Exercise description >> Only the lines holding the word "JSON" are wanted; copy each of them from the listing.

════════

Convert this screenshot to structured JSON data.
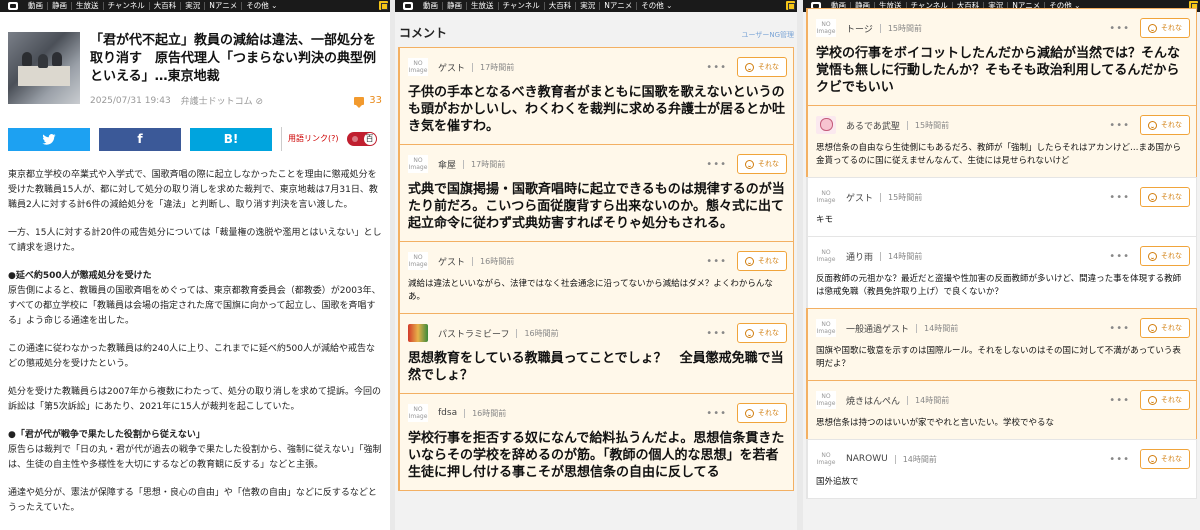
{
  "nav": {
    "items": [
      "動画",
      "静画",
      "生放送",
      "チャンネル",
      "大百科",
      "実況",
      "Nアニメ",
      "その他"
    ]
  },
  "article": {
    "title": "「君が代不起立」教員の減給は違法、一部処分を取り消す　原告代理人「つまらない判決の典型例といえる」…東京地裁",
    "date": "2025/07/31 19:43",
    "source": "弁護士ドットコム",
    "comment_count": "33",
    "share": {
      "twitter": "",
      "facebook": "f",
      "hatena": "B!"
    },
    "keyword_link_label": "用語リンク(?)",
    "keyword_toggle": "百",
    "paragraphs": [
      "東京都立学校の卒業式や入学式で、国歌斉唱の際に起立しなかったことを理由に懲戒処分を受けた教職員15人が、都に対して処分の取り消しを求めた裁判で、東京地裁は7月31日、教職員2人に対する計6件の減給処分を「違法」と判断し、取り消す判決を言い渡した。",
      "一方、15人に対する計20件の戒告処分については「裁量権の逸脱や濫用とはいえない」として請求を退けた。"
    ],
    "section1_heading": "●延べ約500人が懲戒処分を受けた",
    "section1_paragraphs": [
      "原告側によると、教職員の国歌斉唱をめぐっては、東京都教育委員会（都教委）が2003年、すべての都立学校に「教職員は会場の指定された席で国旗に向かって起立し、国歌を斉唱する」よう命じる通達を出した。",
      "この通達に従わなかった教職員は約240人に上り、これまでに延べ約500人が減給や戒告などの懲戒処分を受けたという。",
      "処分を受けた教職員らは2007年から複数にわたって、処分の取り消しを求めて提訴。今回の訴訟は「第5次訴訟」にあたり、2021年に15人が裁判を起こしていた。"
    ],
    "section2_heading": "●「君が代が戦争で果たした役割から従えない」",
    "section2_paragraphs": [
      "原告らは裁判で「日の丸・君が代が過去の戦争で果たした役割から、強制に従えない」「強制は、生徒の自主性や多様性を大切にするなどの教育観に反する」などと主張。",
      "通達や処分が、憲法が保障する「思想・良心の自由」や「信教の自由」などに反するなどとうったえていた。"
    ]
  },
  "comments_panel": {
    "title": "コメント",
    "ng_label": "ユーザーNG管理",
    "sorena_label": "それな",
    "noimage_label": "NO Image",
    "more_label": "•••",
    "comments": [
      {
        "user": "ゲスト",
        "time": "17時間前",
        "avatar": "noimage",
        "big": true,
        "text": "子供の手本となるべき教育者がまともに国歌を歌えないというのも頭がおかしいし、わくわくを裁判に求める弁護士が居るとか吐き気を催すわ。"
      },
      {
        "user": "傘屋",
        "time": "17時間前",
        "avatar": "noimage",
        "big": true,
        "text": "式典で国旗掲揚・国歌斉唱時に起立できるものは規律するのが当たり前だろ。こいつら面従腹背すら出来ないのか。態々式に出て起立命令に従わず式典妨害すればそりゃ処分もされる。"
      },
      {
        "user": "ゲスト",
        "time": "16時間前",
        "avatar": "noimage",
        "big": false,
        "text": "減給は違法といいながら、法律ではなく社会通念に沿ってないから減給はダメ？よくわからんなあ。"
      },
      {
        "user": "パストラミビーフ",
        "time": "16時間前",
        "avatar": "beef",
        "big": true,
        "text": "思想教育をしている教職員ってことでしょ？　全員懲戒免職で当然でしょ？"
      },
      {
        "user": "fdsa",
        "time": "16時間前",
        "avatar": "noimage",
        "big": true,
        "text": "学校行事を拒否する奴になんで給料払うんだよ。思想信条貫きたいならその学校を辞めるのが筋。「教師の個人的な思想」を若者生徒に押し付ける事こそが思想信条の自由に反してる"
      }
    ]
  },
  "comments_panel2": {
    "comments": [
      {
        "user": "トージ",
        "time": "15時間前",
        "avatar": "noimage",
        "big": true,
        "plain": false,
        "text": "学校の行事をボイコットしたんだから減給が当然では？そんな覚悟も無しに行動したんか？そもそも政治利用してるんだからクビでもいい"
      },
      {
        "user": "あるであ武聖",
        "time": "15時間前",
        "avatar": "anime",
        "big": false,
        "plain": false,
        "text": "思想信条の自由なら生徒側にもあるだろ、教師が「強制」したらそれはアカンけど…まあ国から金貰ってるのに国に従えませんなんて、生徒には見せられないけど"
      },
      {
        "user": "ゲスト",
        "time": "15時間前",
        "avatar": "noimage",
        "big": false,
        "plain": true,
        "text": "キモ"
      },
      {
        "user": "通り雨",
        "time": "14時間前",
        "avatar": "noimage",
        "big": false,
        "plain": true,
        "text": "反面教師の元祖かな？最近だと盗撮や性加害の反面教師が多いけど、間違った事を体現する教師は懲戒免職（教員免許取り上げ）で良くないか？"
      },
      {
        "user": "一般通過ゲスト",
        "time": "14時間前",
        "avatar": "noimage",
        "big": false,
        "plain": false,
        "text": "国旗や国歌に敬意を示すのは国際ルール。それをしないのはその国に対して不満があっていう表明だよ？"
      },
      {
        "user": "焼きはんぺん",
        "time": "14時間前",
        "avatar": "noimage",
        "big": false,
        "plain": false,
        "text": "思想信条は持つのはいいが家でやれと言いたい。学校でやるな"
      },
      {
        "user": "NAROWU",
        "time": "14時間前",
        "avatar": "noimage",
        "big": false,
        "plain": true,
        "text": "国外追放で"
      }
    ]
  }
}
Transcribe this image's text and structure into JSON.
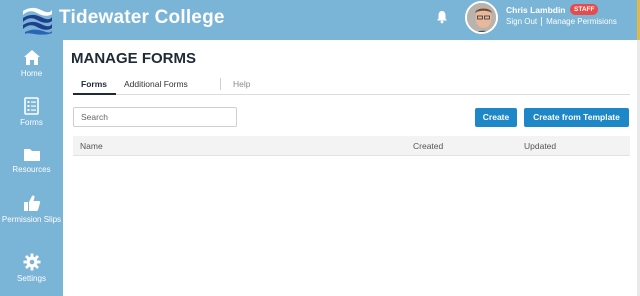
{
  "header": {
    "brand": "Tidewater College",
    "user": {
      "name": "Chris Lambdin",
      "badge": "STAFF",
      "sign_out": "Sign Out",
      "manage_permissions": "Manage Permisions"
    },
    "colors": {
      "bar": "#7ab4d6",
      "badge": "#e74c4c"
    },
    "icons": {
      "logo": "waves-logo-icon",
      "notifications": "bell-icon"
    }
  },
  "sidebar": {
    "items": [
      {
        "label": "Home",
        "icon": "home-icon"
      },
      {
        "label": "Forms",
        "icon": "forms-icon"
      },
      {
        "label": "Resources",
        "icon": "folder-icon"
      },
      {
        "label": "Permission Slips",
        "icon": "thumbs-up-icon"
      },
      {
        "label": "Settings",
        "icon": "gear-icon"
      }
    ]
  },
  "main": {
    "title": "MANAGE FORMS",
    "tabs": [
      {
        "label": "Forms",
        "active": true
      },
      {
        "label": "Additional Forms",
        "active": false
      },
      {
        "label": "Help",
        "active": false
      }
    ],
    "search": {
      "placeholder": "Search",
      "value": ""
    },
    "buttons": {
      "create": "Create",
      "create_from_template": "Create from Template"
    },
    "table": {
      "columns": [
        "Name",
        "Created",
        "Updated"
      ],
      "rows": []
    },
    "colors": {
      "primary_button": "#1e87c8"
    }
  }
}
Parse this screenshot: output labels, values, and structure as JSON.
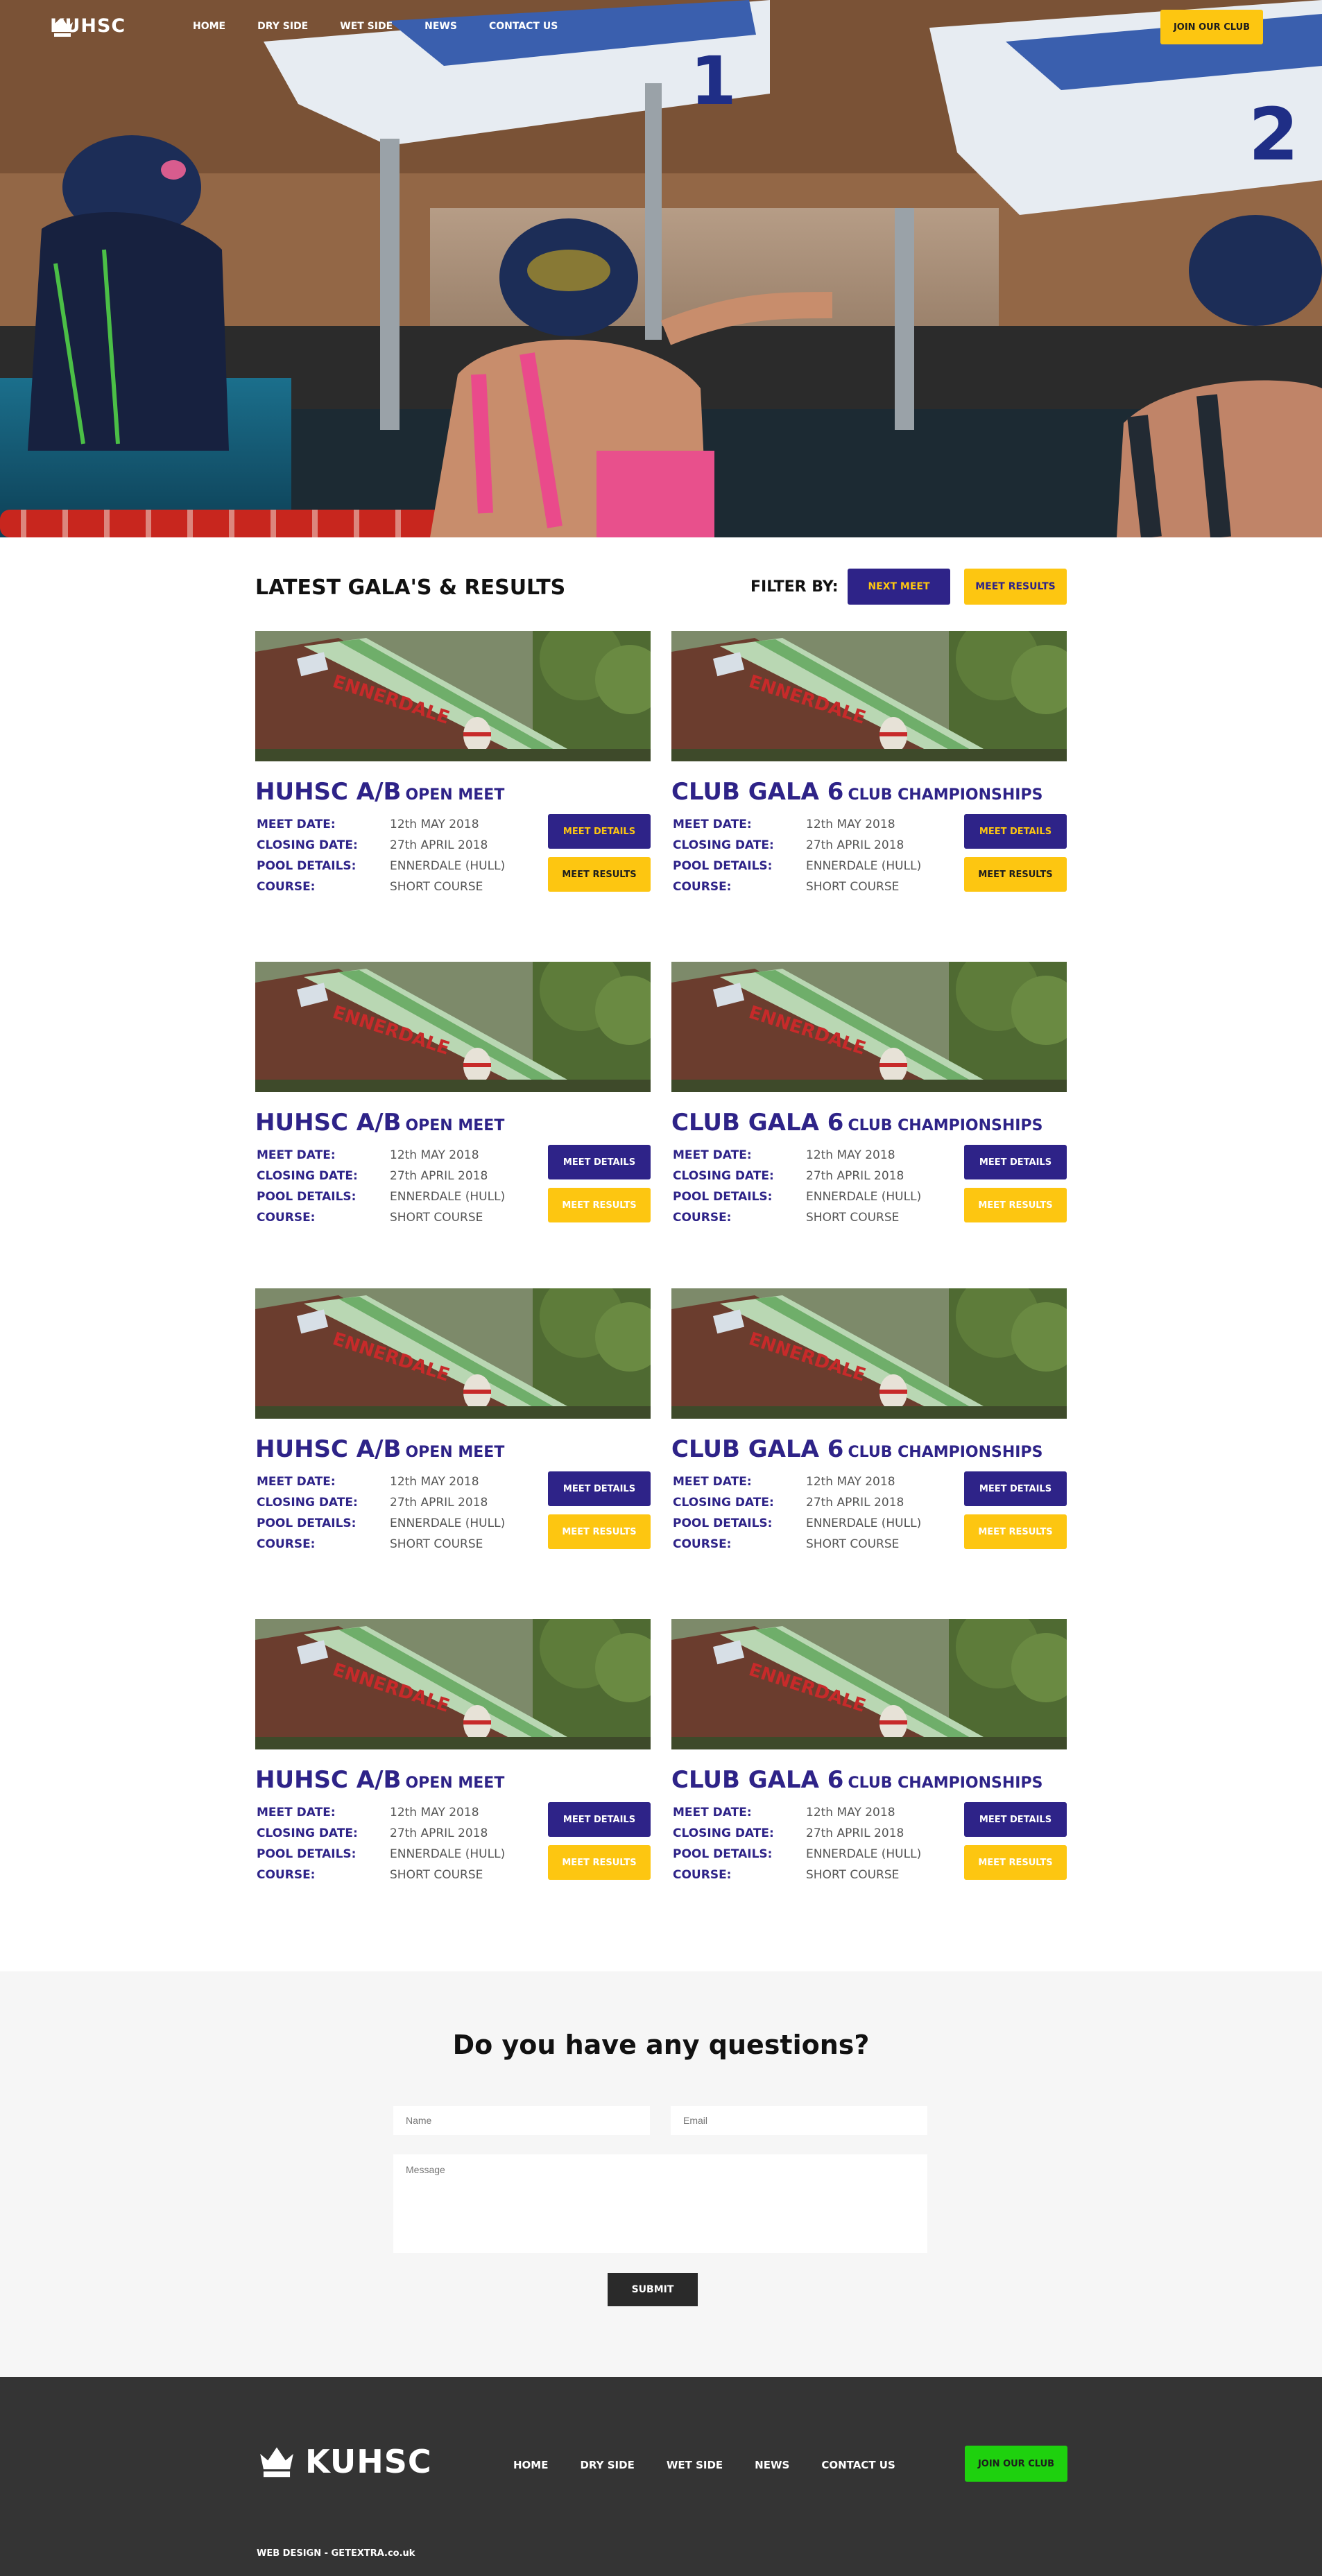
{
  "brand": {
    "name": "KUHSC"
  },
  "nav": {
    "items": [
      "HOME",
      "DRY SIDE",
      "WET SIDE",
      "NEWS",
      "CONTACT US"
    ],
    "join_label": "JOIN OUR CLUB"
  },
  "hero": {
    "lane_numbers": [
      "1",
      "2"
    ]
  },
  "gala": {
    "title": "LATEST GALA'S & RESULTS",
    "filter_label": "FILTER BY:",
    "filter_next": "NEXT MEET",
    "filter_results": "MEET RESULTS",
    "labels": {
      "meet_date": "MEET DATE:",
      "closing_date": "CLOSING DATE:",
      "pool": "POOL DETAILS:",
      "course": "COURSE:"
    },
    "details_label": "MEET DETAILS",
    "results_label": "MEET RESULTS",
    "cards": [
      {
        "title_main": "HUHSC A/B",
        "title_sub": "OPEN MEET",
        "meet_date": "12th MAY 2018",
        "closing_date": "27th APRIL 2018",
        "pool": "ENNERDALE (HULL)",
        "course": "SHORT COURSE",
        "details_text_color": "#fdc611",
        "results_text_color": "#1d1d1d"
      },
      {
        "title_main": "CLUB GALA 6",
        "title_sub": "CLUB CHAMPIONSHIPS",
        "meet_date": "12th MAY 2018",
        "closing_date": "27th APRIL 2018",
        "pool": "ENNERDALE (HULL)",
        "course": "SHORT COURSE",
        "details_text_color": "#fdc611",
        "results_text_color": "#1d1d1d"
      },
      {
        "title_main": "HUHSC A/B",
        "title_sub": "OPEN MEET",
        "meet_date": "12th MAY 2018",
        "closing_date": "27th APRIL 2018",
        "pool": "ENNERDALE (HULL)",
        "course": "SHORT COURSE",
        "details_text_color": "#ffffff",
        "results_text_color": "#ffffff"
      },
      {
        "title_main": "CLUB GALA 6",
        "title_sub": "CLUB CHAMPIONSHIPS",
        "meet_date": "12th MAY 2018",
        "closing_date": "27th APRIL 2018",
        "pool": "ENNERDALE (HULL)",
        "course": "SHORT COURSE",
        "details_text_color": "#ffffff",
        "results_text_color": "#ffffff"
      },
      {
        "title_main": "HUHSC A/B",
        "title_sub": "OPEN MEET",
        "meet_date": "12th MAY 2018",
        "closing_date": "27th APRIL 2018",
        "pool": "ENNERDALE (HULL)",
        "course": "SHORT COURSE",
        "details_text_color": "#ffffff",
        "results_text_color": "#ffffff"
      },
      {
        "title_main": "CLUB GALA 6",
        "title_sub": "CLUB CHAMPIONSHIPS",
        "meet_date": "12th MAY 2018",
        "closing_date": "27th APRIL 2018",
        "pool": "ENNERDALE (HULL)",
        "course": "SHORT COURSE",
        "details_text_color": "#ffffff",
        "results_text_color": "#ffffff"
      },
      {
        "title_main": "HUHSC A/B",
        "title_sub": "OPEN MEET",
        "meet_date": "12th MAY 2018",
        "closing_date": "27th APRIL 2018",
        "pool": "ENNERDALE (HULL)",
        "course": "SHORT COURSE",
        "details_text_color": "#ffffff",
        "results_text_color": "#ffffff"
      },
      {
        "title_main": "CLUB GALA 6",
        "title_sub": "CLUB CHAMPIONSHIPS",
        "meet_date": "12th MAY 2018",
        "closing_date": "27th APRIL 2018",
        "pool": "ENNERDALE (HULL)",
        "course": "SHORT COURSE",
        "details_text_color": "#ffffff",
        "results_text_color": "#ffffff"
      }
    ]
  },
  "questions": {
    "title": "Do you have any questions?",
    "name_placeholder": "Name",
    "email_placeholder": "Email",
    "message_placeholder": "Message",
    "submit_label": "SUBMIT"
  },
  "footer": {
    "links": [
      "HOME",
      "DRY SIDE",
      "WET SIDE",
      "NEWS",
      "CONTACT US"
    ],
    "join_label": "JOIN OUR CLUB",
    "credit": "WEB DESIGN - GETEXTRA.co.uk"
  },
  "colors": {
    "brand_purple": "#2e2388",
    "brand_yellow": "#fdc611",
    "footer_green": "#1ed10e",
    "footer_bg": "#343434"
  }
}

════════

Written answer >>
Convert this screenshot to structured JSON data.
Transcribe this image's text and structure into JSON.
Parse this screenshot: output labels, values, and structure as JSON.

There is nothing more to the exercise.